Weather as per, and I have to go for my flu jab this morn, although I still don’t know why I have become a “priority” perhaps all will become clear, but then again.
Unlike the Gov’s ‘Carbon’ policy Heathrow can expand and people can fly more without ruining the country's carbon targets, says the UK government's official climate watchdog.
It says this means other sectors of the economy must reduce emissions by 90% to allow aviation some room to grow.
But the watchdog insists that the future increase in flying must be limited to 60%, not 200% as projected by the government.
This is the really Numpty statement “Today's report on UK aviation says improved aircraft design will allow some carbon-free expansion of aviation. High-speed rail would also allow people greater mobility as they get richer.”
And talking of clarity; this aint: Business Secretary Lord Mandelson has earned a black mark from language campaigners after talking himself into a corner in discussing MPs' expenses.
The Plain English Campaign (PEC) singled out the Labour peer's analysis of the way the Government was being criticised in its annual "gobbledegook" awards.
Officials awarded him their 2009 "Foot in Mouth" prize for his comment: "Perhaps we need not more people looking round more corners but the same people looking round more corners more thoroughly to avoid the small things detracting from the big things the Prime Minister is getting right."
Clear as Mandy.
From very down under: An Australian funeral home has decided to save space by burying people vertically.
The scheme, about to be launched in Melbourne, Australia, is being offered as a simple, natural and economical approach to burial.
The Melbourne company, Upright Burials, will place a corpse in a biodegradable bag and then lower the body feet first into a cylindrical hole about 30 inches in diameter and nine-and-a-half feet deep.
Upright Burials claims the scheme is a world first and that the method will produce far less carbon dioxide than a regular burial.
Tony Dupleix, managing director, said: "When people have a traditional burial there is the process of manufacturing a coffin, which is often made out of wood or a man-made fibre, and there is regularly a plastic tray inside the coffin too.
The company hopes to bury between 30,000 and 40,000 people in a field two hours west of Melbourne.
When the land is full, it will be transferred back to pasture.
Rather than a headstone above each body, the company will simply inscribe the names of those buried on a memorial wall.
Relatives will, however, be given the exact location of their loved one.
The upright burials are set to cost $2750 (£1,500) - a relative bargain, as the average Australian funeral costs more than $7000.
Love the “relative bargain” bit.
A council paid £1,500 to hire a removals van to move staff just yards across the street.
Because of health and safety fears, Lancashire Council workers were told not to try to carry boxes over the road.

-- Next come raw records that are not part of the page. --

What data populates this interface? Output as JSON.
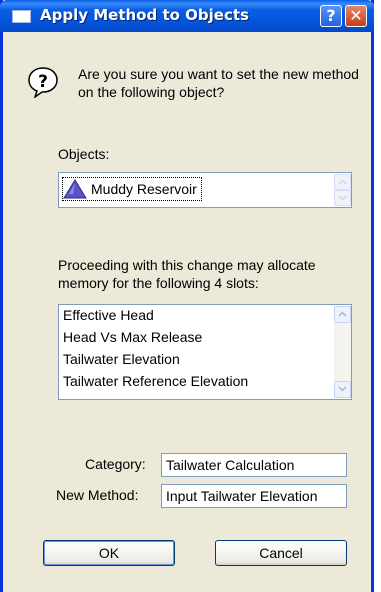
{
  "window": {
    "title": "Apply Method to Objects",
    "help_glyph": "?",
    "close_glyph": "✕"
  },
  "prompt": {
    "icon": "question-icon",
    "text": "Are you sure you want to set the new method on the following object?"
  },
  "objects": {
    "label": "Objects:",
    "items": [
      {
        "name": "Muddy Reservoir",
        "icon": "reservoir-triangle-icon",
        "icon_color": "#5b52c9"
      }
    ]
  },
  "slots": {
    "explanation": "Proceeding with this change may allocate memory for the following 4 slots:",
    "items": [
      "Effective Head",
      "Head Vs Max Release",
      "Tailwater Elevation",
      "Tailwater Reference Elevation"
    ]
  },
  "category": {
    "label": "Category:",
    "value": "Tailwater Calculation"
  },
  "new_method": {
    "label": "New Method:",
    "value": "Input Tailwater Elevation"
  },
  "buttons": {
    "ok": "OK",
    "cancel": "Cancel"
  },
  "colors": {
    "titlebar": "#0454dc",
    "dialog_bg": "#ece9d8",
    "field_border": "#7f9db9"
  }
}
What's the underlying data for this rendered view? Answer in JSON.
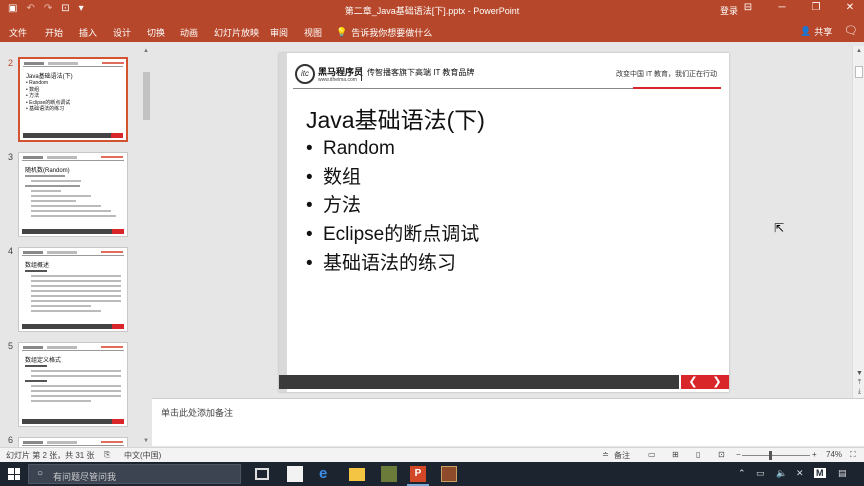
{
  "titlebar": {
    "document_title": "第二章_Java基础语法[下].pptx - PowerPoint",
    "login_label": "登录",
    "qat_icons": [
      "save-icon",
      "undo-icon",
      "redo-icon",
      "start-slideshow-icon",
      "customize-icon"
    ]
  },
  "ribbon": {
    "tabs": [
      "文件",
      "开始",
      "插入",
      "设计",
      "切换",
      "动画",
      "幻灯片放映",
      "审阅",
      "视图"
    ],
    "tell_me": "告诉我你想要做什么",
    "share_label": "共享"
  },
  "thumbnails": [
    {
      "number": "2",
      "active": true,
      "title": "Java基础语法(下)",
      "items": [
        "Random",
        "数组",
        "方法",
        "Eclipse的断点调试",
        "基础语法的练习"
      ]
    },
    {
      "number": "3",
      "active": false,
      "title": "随机数(Random)"
    },
    {
      "number": "4",
      "active": false,
      "title": "数组概述"
    },
    {
      "number": "5",
      "active": false,
      "title": "数组定义格式"
    },
    {
      "number": "6",
      "active": false,
      "title": ""
    }
  ],
  "slide": {
    "brand_name": "黑马程序员",
    "brand_url": "www.itheima.com",
    "brand_tag": "传智播客旗下高端 IT 教育品牌",
    "slogan": "改变中国 IT 教育，我们正在行动",
    "title": "Java基础语法(下)",
    "bullets": [
      "Random",
      "数组",
      "方法",
      "Eclipse的断点调试",
      "基础语法的练习"
    ]
  },
  "notes": {
    "placeholder": "单击此处添加备注"
  },
  "statusbar": {
    "slide_info": "幻灯片 第 2 张，共 31 张",
    "language": "中文(中国)",
    "notes_label": "备注",
    "zoom": "74%"
  },
  "taskbar": {
    "search_placeholder": "有问题尽管问我",
    "apps": [
      "task-view-icon",
      "store-icon",
      "edge-icon",
      "file-explorer-icon",
      "app-icon",
      "powerpoint-icon",
      "game-icon"
    ],
    "ime": "M"
  },
  "colors": {
    "ribbon": "#b7472a",
    "slide_accent": "#d8262a",
    "taskbar": "#1c2430"
  }
}
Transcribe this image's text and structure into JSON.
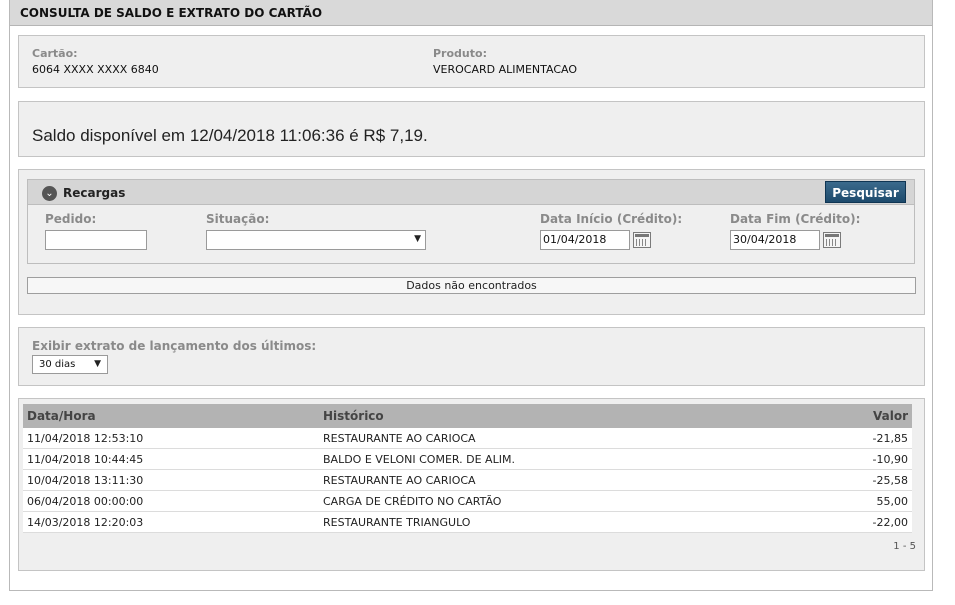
{
  "page_title": "CONSULTA DE SALDO E EXTRATO DO CARTÃO",
  "card": {
    "card_label": "Cartão:",
    "card_number": "6064 XXXX XXXX 6840",
    "product_label": "Produto:",
    "product_value": "VEROCARD ALIMENTACAO"
  },
  "balance_text": "Saldo disponível em 12/04/2018 11:06:36 é R$ 7,19.",
  "recargas": {
    "title": "Recargas",
    "search_button": "Pesquisar",
    "pedido_label": "Pedido:",
    "pedido_value": "",
    "situacao_label": "Situação:",
    "situacao_value": "",
    "data_inicio_label": "Data Início (Crédito):",
    "data_inicio_value": "01/04/2018",
    "data_fim_label": "Data Fim (Crédito):",
    "data_fim_value": "30/04/2018",
    "no_data_text": "Dados não encontrados"
  },
  "statement_filter": {
    "label": "Exibir extrato de lançamento dos últimos:",
    "selected": "30 dias"
  },
  "statement": {
    "columns": [
      "Data/Hora",
      "Histórico",
      "Valor"
    ],
    "rows": [
      {
        "datetime": "11/04/2018 12:53:10",
        "history": "RESTAURANTE AO CARIOCA",
        "value": "-21,85"
      },
      {
        "datetime": "11/04/2018 10:44:45",
        "history": "BALDO E VELONI COMER. DE ALIM.",
        "value": "-10,90"
      },
      {
        "datetime": "10/04/2018 13:11:30",
        "history": "RESTAURANTE AO CARIOCA",
        "value": "-25,58"
      },
      {
        "datetime": "06/04/2018 00:00:00",
        "history": "CARGA DE CRÉDITO NO CARTÃO",
        "value": "55,00"
      },
      {
        "datetime": "14/03/2018 12:20:03",
        "history": "RESTAURANTE TRIANGULO",
        "value": "-22,00"
      }
    ],
    "pager": "1 - 5"
  },
  "colors": {
    "button_bg": "#1d4a6c",
    "header_bg": "#d9d9d9",
    "panel_bg": "#efefef"
  }
}
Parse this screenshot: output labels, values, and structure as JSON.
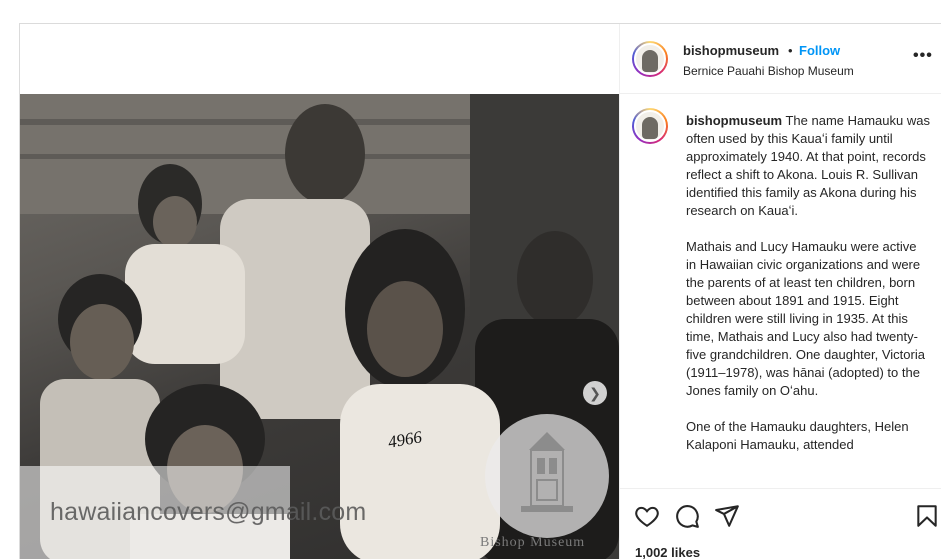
{
  "post": {
    "watermark_email": "hawaiiancovers@gmail.com",
    "museum_watermark": "Bishop Museum",
    "photo_number": "4966"
  },
  "header": {
    "username": "bishopmuseum",
    "separator": "•",
    "follow_label": "Follow",
    "subtitle": "Bernice Pauahi Bishop Museum",
    "more_label": "•••"
  },
  "caption": {
    "username": "bishopmuseum",
    "p1": "The name Hamauku was often used by this Kauaʻi family until approximately 1940. At that point, records reflect a shift to Akona. Louis R. Sullivan identified this family as Akona during his research on Kauaʻi.",
    "p2": "Mathais and Lucy Hamauku were active in Hawaiian civic organizations and were the parents of at least ten children, born between about 1891 and 1915. Eight children were still living in 1935. At this time, Mathais and Lucy also had twenty-five grandchildren. One daughter, Victoria (1911–1978), was hānai (adopted) to the Jones family on Oʻahu.",
    "p3": "One of the Hamauku daughters, Helen Kalaponi Hamauku, attended"
  },
  "footer": {
    "likes": "1,002 likes"
  },
  "icons": {
    "like": "heart-icon",
    "comment": "comment-icon",
    "share": "paper-plane-icon",
    "save": "bookmark-icon",
    "next": "chevron-right-icon"
  },
  "colors": {
    "follow": "#0095f6",
    "text": "#262626",
    "border": "#dbdbdb"
  }
}
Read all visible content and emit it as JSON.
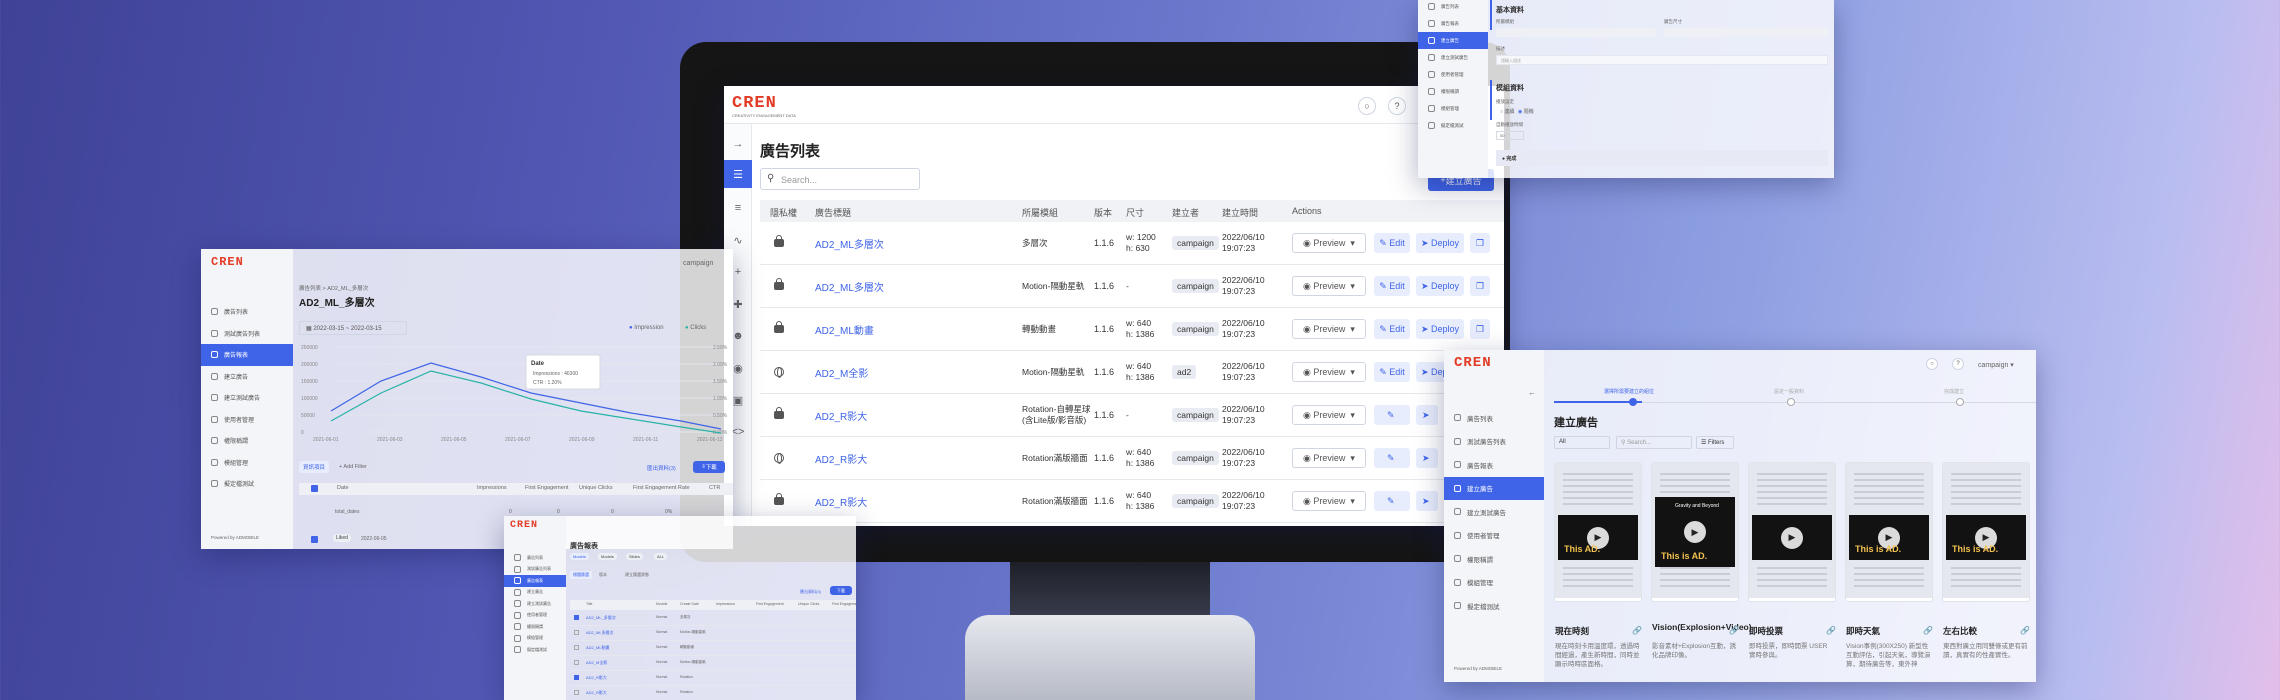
{
  "brand": {
    "logo": "CREN",
    "tagline": "CREATIVITY ENGAGEMENT DATA"
  },
  "main": {
    "title": "廣告列表",
    "search_placeholder": "Search...",
    "create_label": "建立廣告",
    "columns": [
      "隱私權",
      "廣告標題",
      "所屬模組",
      "版本",
      "尺寸",
      "建立者",
      "建立時間",
      "Actions"
    ],
    "actions": {
      "preview": "Preview",
      "edit": "Edit",
      "deploy": "Deploy"
    },
    "rows": [
      {
        "icon": "lock",
        "title": "AD2_ML多層次",
        "module": "多層次",
        "module2": "",
        "version": "1.1.6",
        "size1": "w: 1200",
        "size2": "h: 630",
        "creator": "campaign",
        "date": "2022/06/10",
        "time": "19:07:23"
      },
      {
        "icon": "lock",
        "title": "AD2_ML多層次",
        "module": "Motion-隔動星軌",
        "module2": "",
        "version": "1.1.6",
        "size1": "-",
        "size2": "",
        "creator": "campaign",
        "date": "2022/06/10",
        "time": "19:07:23"
      },
      {
        "icon": "lock",
        "title": "AD2_ML動畫",
        "module": "轉動動畫",
        "module2": "",
        "version": "1.1.6",
        "size1": "w: 640",
        "size2": "h: 1386",
        "creator": "campaign",
        "date": "2022/06/10",
        "time": "19:07:23"
      },
      {
        "icon": "globe",
        "title": "AD2_M全影",
        "module": "Motion-隔動星軌",
        "module2": "",
        "version": "1.1.6",
        "size1": "w: 640",
        "size2": "h: 1386",
        "creator": "ad2",
        "date": "2022/06/10",
        "time": "19:07:23"
      },
      {
        "icon": "lock",
        "title": "AD2_R影大",
        "module": "Rotation-自轉星球",
        "module2": "(含Lite版/影音版)",
        "version": "1.1.6",
        "size1": "-",
        "size2": "",
        "creator": "campaign",
        "date": "2022/06/10",
        "time": "19:07:23"
      },
      {
        "icon": "globe",
        "title": "AD2_R影大",
        "module": "Rotation滿版牆面",
        "module2": "",
        "version": "1.1.6",
        "size1": "w: 640",
        "size2": "h: 1386",
        "creator": "campaign",
        "date": "2022/06/10",
        "time": "19:07:23"
      },
      {
        "icon": "lock",
        "title": "AD2_R影大",
        "module": "Rotation滿版牆面",
        "module2": "",
        "version": "1.1.6",
        "size1": "w: 640",
        "size2": "h: 1386",
        "creator": "campaign",
        "date": "2022/06/10",
        "time": "19:07:23"
      }
    ]
  },
  "report": {
    "breadcrumb": "廣告列表 > AD2_ML_多層次",
    "title": "AD2_ML_多層次",
    "campaign": "campaign",
    "date_range": "2022-03-15 ~ 2022-03-15",
    "legend": [
      "Impression",
      "Clicks"
    ],
    "y_left": [
      "250000",
      "200000",
      "150000",
      "100000",
      "50000",
      "0"
    ],
    "y_right": [
      "2.50%",
      "2.00%",
      "1.50%",
      "1.00%",
      "0.50%",
      "0.00%"
    ],
    "x": [
      "2021-06-01",
      "2021-06-03",
      "2021-06-05",
      "2021-06-07",
      "2021-06-09",
      "2021-06-11",
      "2021-06-13"
    ],
    "tooltip": {
      "title": "Date",
      "l1": "Impressions : 46300",
      "l2": "CTR : 1.20%"
    },
    "filter_btn": "資訊項目",
    "add_filter": "+ Add Filter",
    "export": "匯出資料(3)",
    "download": "下載",
    "table_cols": [
      "Date",
      "Impressions",
      "First Engagement",
      "Unique Clicks",
      "First Engagement Rate",
      "CTR"
    ],
    "total_label": "total_dates",
    "total_vals": [
      "0",
      "0",
      "0",
      "0%",
      "0%"
    ],
    "row_label": "Liked",
    "row_date": "2022-06-05",
    "powered": "Powered by ADMOBILE",
    "nav": [
      "廣告列表",
      "測試廣告列表",
      "廣告報表",
      "建立廣告",
      "建立測試廣告",
      "使用者管理",
      "權限稱謂",
      "模組管理",
      "擬定檔測試"
    ]
  },
  "create": {
    "title": "建立廣告",
    "steps": [
      "選擇所需要建立的組位",
      "設定一般資料",
      "完成建立"
    ],
    "filter_all": "All",
    "search_placeholder": "Search...",
    "filters": "Filters",
    "campaign": "campaign",
    "nav": [
      "廣告列表",
      "測試廣告列表",
      "廣告報表",
      "建立廣告",
      "建立測試廣告",
      "使用者管理",
      "權限稱謂",
      "模組管理",
      "擬定檔測試"
    ],
    "powered": "Powered by ADMOBILE",
    "cards": [
      {
        "video_text": "This AD.",
        "name": "現在時刻",
        "desc": "現在時刻卡用溫度環，透過時間經過，產生新時間，同時並顯示時時區面格。"
      },
      {
        "video_text": "This is AD.",
        "video_top": "Gravity and Beyond",
        "name": "Vision(Explosion+Video)",
        "desc": "影音素材+Explosion互動，誘化品牌印像。"
      },
      {
        "video_text": "",
        "name": "即時投票",
        "desc": "即時投票，即時開票 USER 實時參與。"
      },
      {
        "video_text": "This is AD.",
        "name": "即時天氣",
        "desc": "Vision事例(300X250) 新型性互動評估，引起天氣，導覽演算，期待廣告等，東外神"
      },
      {
        "video_text": "This is AD.",
        "name": "左右比較",
        "desc": "東西對廣立用同雙條或更有前讀，真實有的性產實性。"
      }
    ]
  },
  "listing": {
    "title": "廣告報表",
    "filters": [
      "Models",
      "Models",
      "Slides",
      "ALL"
    ],
    "tabs": [
      "標題篩選",
      "版本",
      "建立篩選狀態"
    ],
    "export": "匯出資料(3)",
    "download": "下載",
    "cols": [
      "Title",
      "Module",
      "Create Date",
      "Impressions",
      "First Engagement",
      "Unique Clicks",
      "First Engagement"
    ],
    "rows": [
      {
        "title": "AD2_ML_多層次",
        "module": "Normal",
        "date": "多層次"
      },
      {
        "title": "AD2_ML多層次",
        "module": "Normal",
        "date": "Motion-隔動星軌"
      },
      {
        "title": "AD2_ML動畫",
        "module": "Normal",
        "date": "轉動動畫"
      },
      {
        "title": "AD2_M全影",
        "module": "Normal",
        "date": "Motion-隔動星軌"
      },
      {
        "title": "AD2_R影大",
        "module": "Normal",
        "date": "Rotation"
      },
      {
        "title": "AD2_R影大",
        "module": "Normal",
        "date": "Rotation"
      }
    ],
    "nav": [
      "廣告列表",
      "測試廣告列表",
      "廣告報表",
      "建立廣告",
      "建立測試廣告",
      "使用者管理",
      "權限稱謂",
      "模組管理",
      "擬定檔測試"
    ]
  },
  "form": {
    "sec1": "基本資料",
    "f1": "所屬模組",
    "f2": "廣告尺寸",
    "f3": "描述",
    "f3ph": "請輸入描述",
    "sec2": "模組資料",
    "f4": "播放設定",
    "r1": "連續",
    "r2": "隨機",
    "f5": "自動播放時間",
    "f5v": "00",
    "done": "完成",
    "nav": [
      "廣告列表",
      "廣告報表",
      "建立廣告",
      "建立測試廣告",
      "使用者管理",
      "權限稱謂",
      "模組管理",
      "擬定檔測試"
    ]
  }
}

Instead a van was parked outside the Guild House offices in Preston facing towards the Winckley House property into which some of the building's 200 staff were relocating. It was filled up and driven down the road to turn around before reversing over to the other side of the road.
Files, computers and office furniture were among the equipment needing to be moved.
The council and the company said the seconds-long journey was necessary to ensure the health and safety of the firm's staff.
Kevin Thompson, owner Liverpool-based The Removal Team, which carried out the work, said: "It is health and safety - we just can't carry boxes across the road.
"If you can imagine it being carried across the road and a car comes and one goes one way and one the other you will end up with a desk in the middle of the road.
"I'm sure it looked humorous and I believe it was 10 yards from one building to the other.
"It is our company's health and safety guidelines. We can't just carry boxes across the road."
A lorry driver was pulled up by police in China - after driving for hundreds of miles with a sheet of cardboard covering his broken windscreen.
Mr Li drove by sticking his head out of the side window - in freezing conditions - or by peering through tiny holes in the cardboard, reports China News Network.
Traffic officers ordered him to pull over after spotting him on the Jinggang'ao Highway in Henan province.
"The weather was extremely cold, but we saw a lorry with a cardboard windscreen - and the driver had his head out of the side window all the time," said a police spokesman.
Mr Li jumped down from the cab with a face that was purple from the cold. He told officers he had been in an accident in Hubei province several days earlier but did not have time to repair it properly because of his tight delivery schedule.
He admitted to police that he had driven with the temporary cardboard windscreen for an incredible 400 miles.
"When there were a lot of vehicles I would drive with my head out of the window," he told police.
"I would drive like that until my neck got too sore and numb, when I would drive by looking through the little holes in the cardboard."
Police escorted the truck to a nearby service station, and ordered Li to repair his vehicle properly before going back on the road.
Numpty of the day.
Angus Dei-NHS-THE OTHER SIDE
Angus Dei politico